Restate the listing below word for word; no pictures belong in the copy.

== RECORDS SHOWN ==

□ □ □ □ □

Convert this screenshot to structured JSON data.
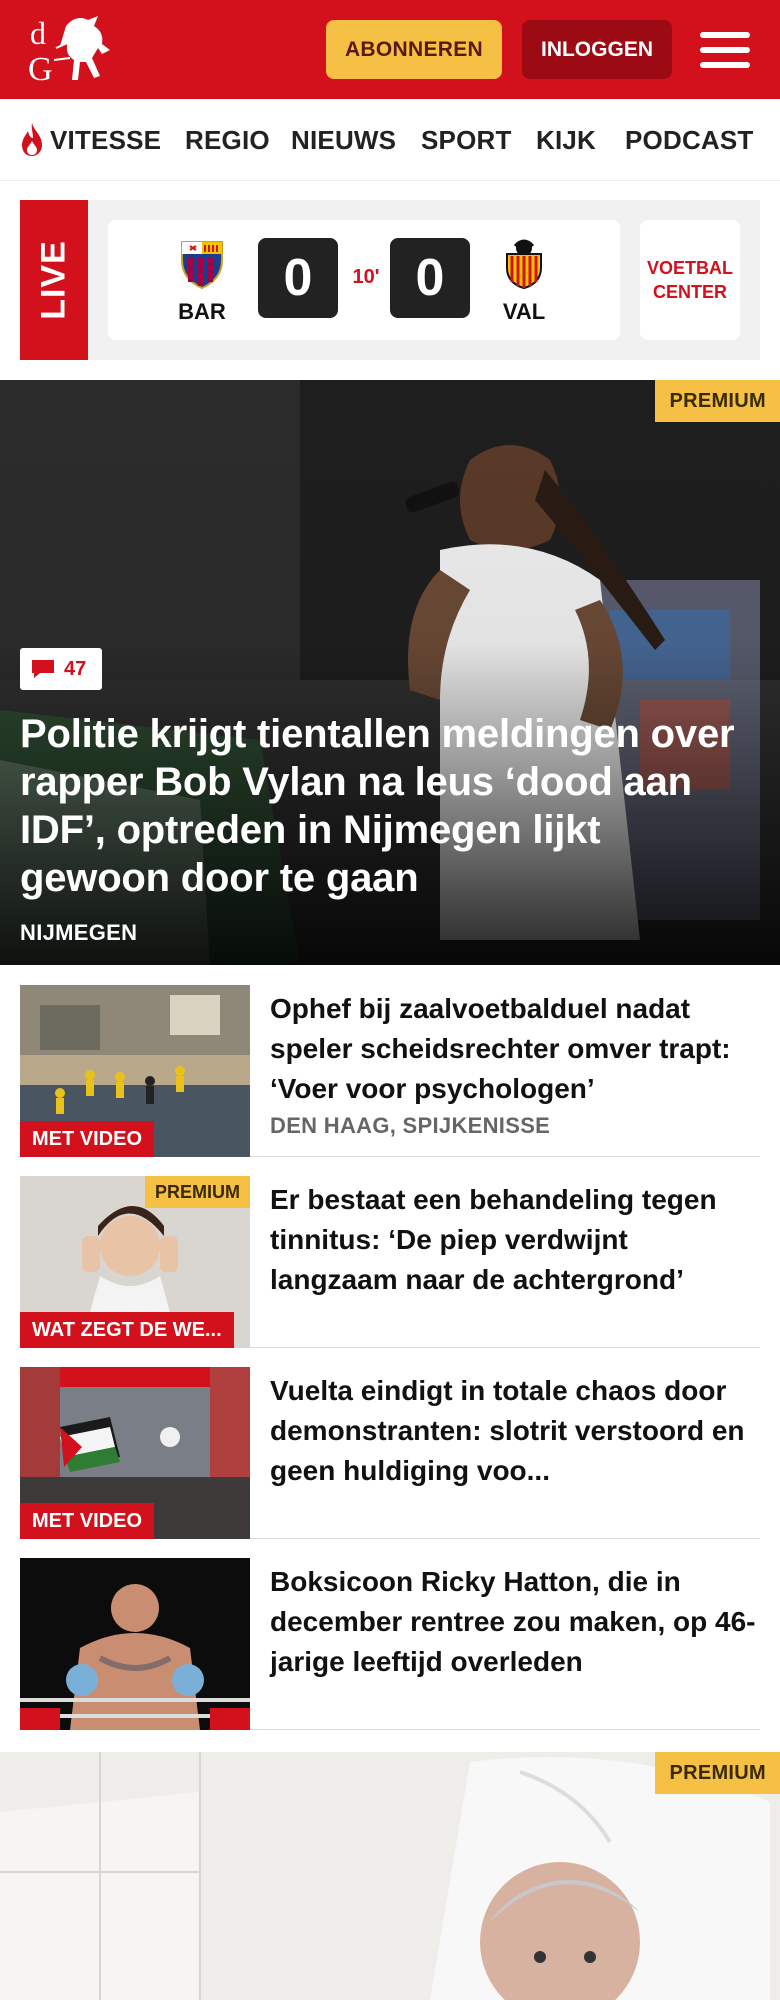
{
  "header": {
    "logo_text": "dG",
    "subscribe_label": "ABONNEREN",
    "login_label": "INLOGGEN",
    "brand_color": "#d2111d",
    "accent_color": "#f5c043"
  },
  "nav": {
    "items": [
      "VITESSE",
      "REGIO",
      "NIEUWS",
      "SPORT",
      "KIJK",
      "PODCAST"
    ]
  },
  "live": {
    "label": "LIVE",
    "home_team": "BAR",
    "away_team": "VAL",
    "home_score": "0",
    "away_score": "0",
    "minute": "10'",
    "center_label_1": "VOETBAL",
    "center_label_2": "CENTER"
  },
  "hero": {
    "premium_label": "PREMIUM",
    "comment_count": "47",
    "title": "Politie krijgt tientallen meldingen over rapper Bob Vylan na leus ‘dood aan IDF’, optreden in Nijmegen lijkt gewoon door te gaan",
    "location": "NIJMEGEN"
  },
  "articles": [
    {
      "tag": "MET VIDEO",
      "title": "Ophef bij zaalvoetbalduel nadat speler scheidsrechter omver trapt: ‘Voer voor psychologen’",
      "location": "DEN HAAG, SPIJKENISSE"
    },
    {
      "tag": "WAT ZEGT DE WE...",
      "premium_label": "PREMIUM",
      "title": "Er bestaat een behandeling tegen tinnitus: ‘De piep verdwijnt langzaam naar de achtergrond’"
    },
    {
      "tag": "MET VIDEO",
      "title": "Vuelta eindigt in totale chaos door demonstranten: slotrit verstoord en geen huldiging voo..."
    },
    {
      "title": "Boksicoon Ricky Hatton, die in december rentree zou maken, op 46-jarige leeftijd overleden"
    }
  ],
  "hero2": {
    "premium_label": "PREMIUM"
  }
}
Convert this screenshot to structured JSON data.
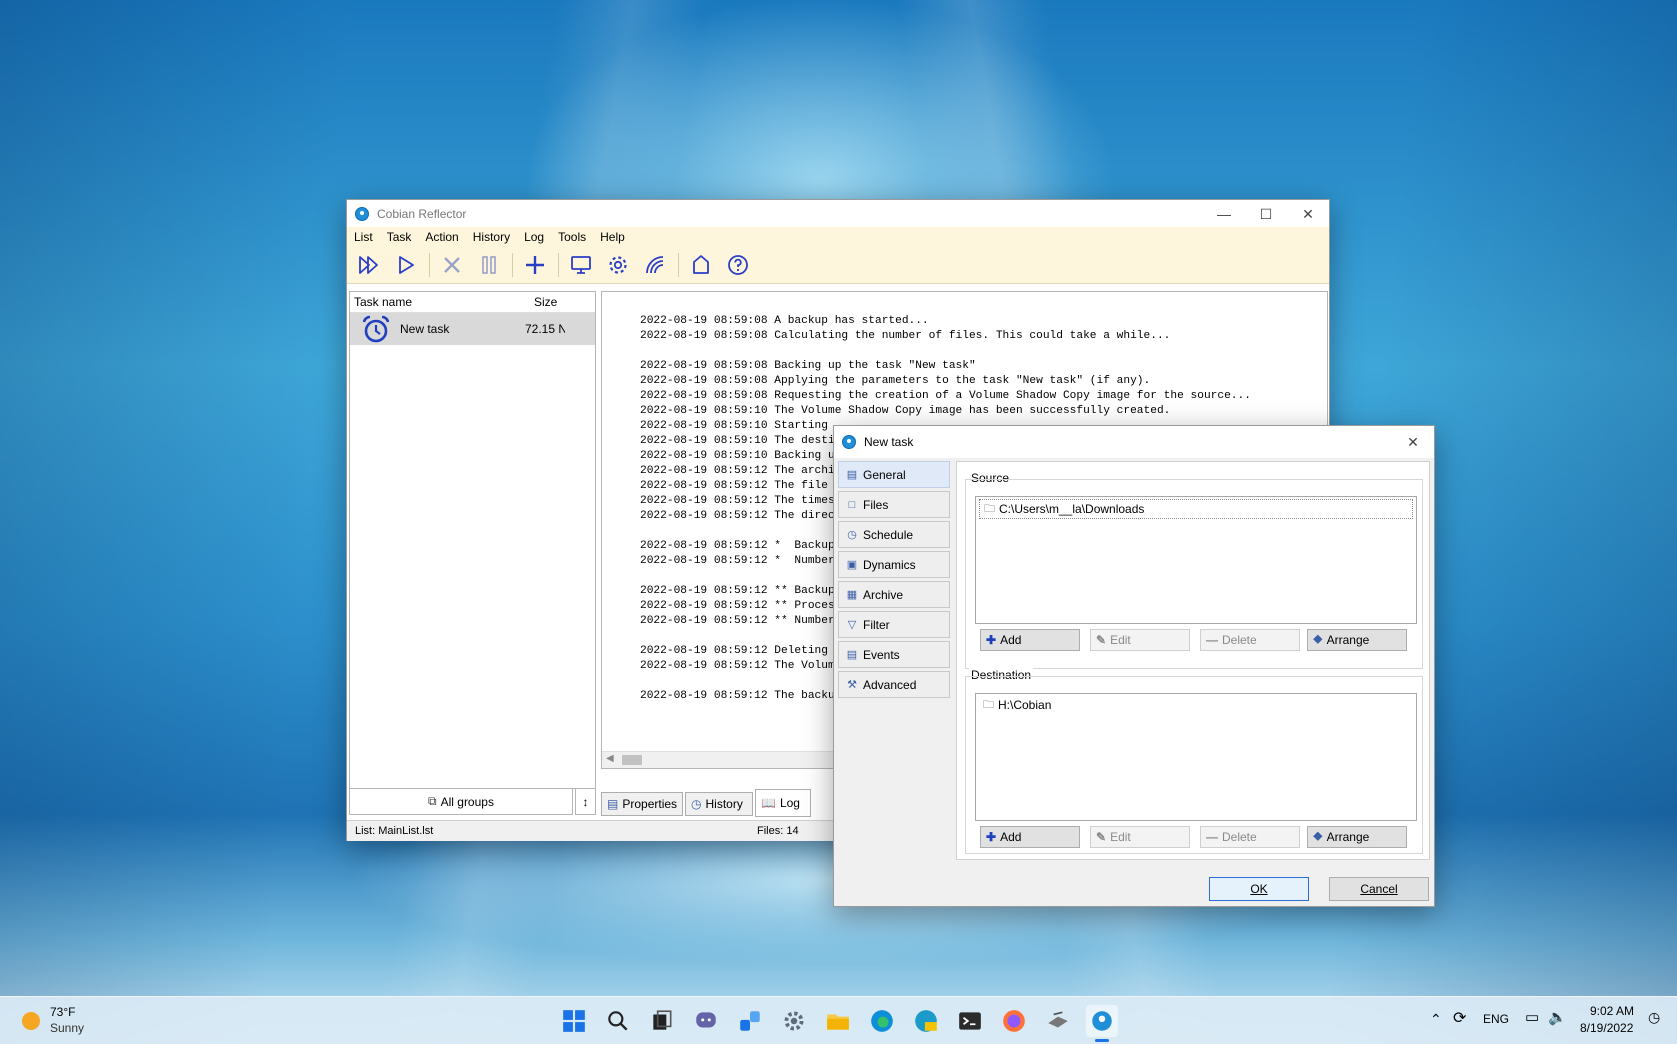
{
  "main_window": {
    "title": "Cobian Reflector",
    "menu": [
      "List",
      "Task",
      "Action",
      "History",
      "Log",
      "Tools",
      "Help"
    ],
    "toolbar_icons": [
      "run-all-icon",
      "run-icon",
      "stop-icon",
      "pause-icon",
      "add-task-icon",
      "monitor-icon",
      "settings-gear-icon",
      "signal-icon",
      "home-icon",
      "help-icon"
    ],
    "task_list": {
      "col_name": "Task name",
      "col_size": "Size",
      "tasks": [
        {
          "name": "New task",
          "size": "72.15 N"
        }
      ]
    },
    "log_lines": [
      "2022-08-19 08:59:08 A backup has started...",
      "2022-08-19 08:59:08 Calculating the number of files. This could take a while...",
      "",
      "2022-08-19 08:59:08 Backing up the task \"New task\"",
      "2022-08-19 08:59:08 Applying the parameters to the task \"New task\" (if any).",
      "2022-08-19 08:59:08 Requesting the creation of a Volume Shadow Copy image for the source...",
      "2022-08-19 08:59:10 The Volume Shadow Copy image has been successfully created.",
      "2022-08-19 08:59:10 Starting",
      "2022-08-19 08:59:10 The desti",
      "2022-08-19 08:59:10 Backing u",
      "2022-08-19 08:59:12 The archi",
      "2022-08-19 08:59:12 The file",
      "2022-08-19 08:59:12 The times",
      "2022-08-19 08:59:12 The direc",
      "",
      "2022-08-19 08:59:12 *  Backup",
      "2022-08-19 08:59:12 *  Number",
      "",
      "2022-08-19 08:59:12 ** Backup",
      "2022-08-19 08:59:12 ** Proces",
      "2022-08-19 08:59:12 ** Number",
      "",
      "2022-08-19 08:59:12 Deleting",
      "2022-08-19 08:59:12 The Volum",
      "",
      "2022-08-19 08:59:12 The backu"
    ],
    "groups_button": "All groups",
    "bottom_tabs": [
      "Properties",
      "History",
      "Log"
    ],
    "status_list": "List: MainList.lst",
    "status_files": "Files: 14"
  },
  "dialog": {
    "title": "New task",
    "tabs": [
      "General",
      "Files",
      "Schedule",
      "Dynamics",
      "Archive",
      "Filter",
      "Events",
      "Advanced"
    ],
    "source_label": "Source",
    "source_items": [
      "C:\\Users\\m__la\\Downloads"
    ],
    "destination_label": "Destination",
    "destination_items": [
      "H:\\Cobian"
    ],
    "buttons": {
      "add": "Add",
      "edit": "Edit",
      "delete": "Delete",
      "arrange": "Arrange"
    },
    "ok": "OK",
    "cancel": "Cancel"
  },
  "taskbar": {
    "weather_temp": "73°F",
    "weather_desc": "Sunny",
    "apps": [
      "start-icon",
      "search-icon",
      "task-view-icon",
      "chat-icon",
      "widgets-icon",
      "settings-icon",
      "file-explorer-icon",
      "edge-icon",
      "edge-canary-icon",
      "terminal-icon",
      "firefox-icon",
      "app-icon",
      "cobian-icon"
    ],
    "language": "ENG",
    "time": "9:02 AM",
    "date": "8/19/2022"
  },
  "colors": {
    "accent": "#1f3fbf",
    "menu_bg": "#fdf6dc",
    "selection": "#d9d9d9"
  }
}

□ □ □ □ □

== TASK SOLUTION ==
Convert this screenshot to structured JSON data.
{
  "header": {
    "logo_text": "dG",
    "subscribe_label": "ABONNEREN",
    "login_label": "INLOGGEN",
    "brand_color": "#d2111d",
    "accent_color": "#f5c043"
  },
  "nav": {
    "items": [
      "VITESSE",
      "REGIO",
      "NIEUWS",
      "SPORT",
      "KIJK",
      "PODCAST"
    ]
  },
  "live": {
    "label": "LIVE",
    "home_team": "BAR",
    "away_team": "VAL",
    "home_score": "0",
    "away_score": "0",
    "minute": "10'",
    "center_label_1": "VOETBAL",
    "center_label_2": "CENTER"
  },
  "hero": {
    "premium_label": "PREMIUM",
    "comment_count": "47",
    "title": "Politie krijgt tientallen meldingen over rapper Bob Vylan na leus ‘dood aan IDF’, optreden in Nijmegen lijkt gewoon door te gaan",
    "location": "NIJMEGEN"
  },
  "articles": [
    {
      "tag": "MET VIDEO",
      "title": "Ophef bij zaalvoetbalduel nadat speler scheidsrechter omver trapt: ‘Voer voor psychologen’",
      "location": "DEN HAAG, SPIJKENISSE"
    },
    {
      "tag": "WAT ZEGT DE WE...",
      "premium_label": "PREMIUM",
      "title": "Er bestaat een behandeling tegen tinnitus: ‘De piep verdwijnt langzaam naar de achtergrond’"
    },
    {
      "tag": "MET VIDEO",
      "title": "Vuelta eindigt in totale chaos door demonstranten: slotrit verstoord en geen huldiging voo..."
    },
    {
      "title": "Boksicoon Ricky Hatton, die in december rentree zou maken, op 46-jarige leeftijd overleden"
    }
  ],
  "hero2": {
    "premium_label": "PREMIUM"
  }
}
Convert this screenshot to structured JSON data.
{
  "main_window": {
    "title": "Cobian Reflector",
    "menu": [
      "List",
      "Task",
      "Action",
      "History",
      "Log",
      "Tools",
      "Help"
    ],
    "toolbar_icons": [
      "run-all-icon",
      "run-icon",
      "stop-icon",
      "pause-icon",
      "add-task-icon",
      "monitor-icon",
      "settings-gear-icon",
      "signal-icon",
      "home-icon",
      "help-icon"
    ],
    "task_list": {
      "col_name": "Task name",
      "col_size": "Size",
      "tasks": [
        {
          "name": "New task",
          "size": "72.15 N"
        }
      ]
    },
    "log_lines": [
      "2022-08-19 08:59:08 A backup has started...",
      "2022-08-19 08:59:08 Calculating the number of files. This could take a while...",
      "",
      "2022-08-19 08:59:08 Backing up the task \"New task\"",
      "2022-08-19 08:59:08 Applying the parameters to the task \"New task\" (if any).",
      "2022-08-19 08:59:08 Requesting the creation of a Volume Shadow Copy image for the source...",
      "2022-08-19 08:59:10 The Volume Shadow Copy image has been successfully created.",
      "2022-08-19 08:59:10 Starting",
      "2022-08-19 08:59:10 The desti",
      "2022-08-19 08:59:10 Backing u",
      "2022-08-19 08:59:12 The archi",
      "2022-08-19 08:59:12 The file",
      "2022-08-19 08:59:12 The times",
      "2022-08-19 08:59:12 The direc",
      "",
      "2022-08-19 08:59:12 *  Backup",
      "2022-08-19 08:59:12 *  Number",
      "",
      "2022-08-19 08:59:12 ** Backup",
      "2022-08-19 08:59:12 ** Proces",
      "2022-08-19 08:59:12 ** Number",
      "",
      "2022-08-19 08:59:12 Deleting",
      "2022-08-19 08:59:12 The Volum",
      "",
      "2022-08-19 08:59:12 The backu"
    ],
    "groups_button": "All groups",
    "bottom_tabs": [
      "Properties",
      "History",
      "Log"
    ],
    "status_list": "List: MainList.lst",
    "status_files": "Files: 14"
  },
  "dialog": {
    "title": "New task",
    "tabs": [
      "General",
      "Files",
      "Schedule",
      "Dynamics",
      "Archive",
      "Filter",
      "Events",
      "Advanced"
    ],
    "source_label": "Source",
    "source_items": [
      "C:\\Users\\m__la\\Downloads"
    ],
    "destination_label": "Destination",
    "destination_items": [
      "H:\\Cobian"
    ],
    "buttons": {
      "add": "Add",
      "edit": "Edit",
      "delete": "Delete",
      "arrange": "Arrange"
    },
    "ok": "OK",
    "cancel": "Cancel"
  },
  "taskbar": {
    "weather_temp": "73°F",
    "weather_desc": "Sunny",
    "apps": [
      "start-icon",
      "search-icon",
      "task-view-icon",
      "chat-icon",
      "widgets-icon",
      "settings-icon",
      "file-explorer-icon",
      "edge-icon",
      "edge-canary-icon",
      "terminal-icon",
      "firefox-icon",
      "app-icon",
      "cobian-icon"
    ],
    "language": "ENG",
    "time": "9:02 AM",
    "date": "8/19/2022"
  },
  "colors": {
    "accent": "#1f3fbf",
    "menu_bg": "#fdf6dc",
    "selection": "#d9d9d9"
  }
}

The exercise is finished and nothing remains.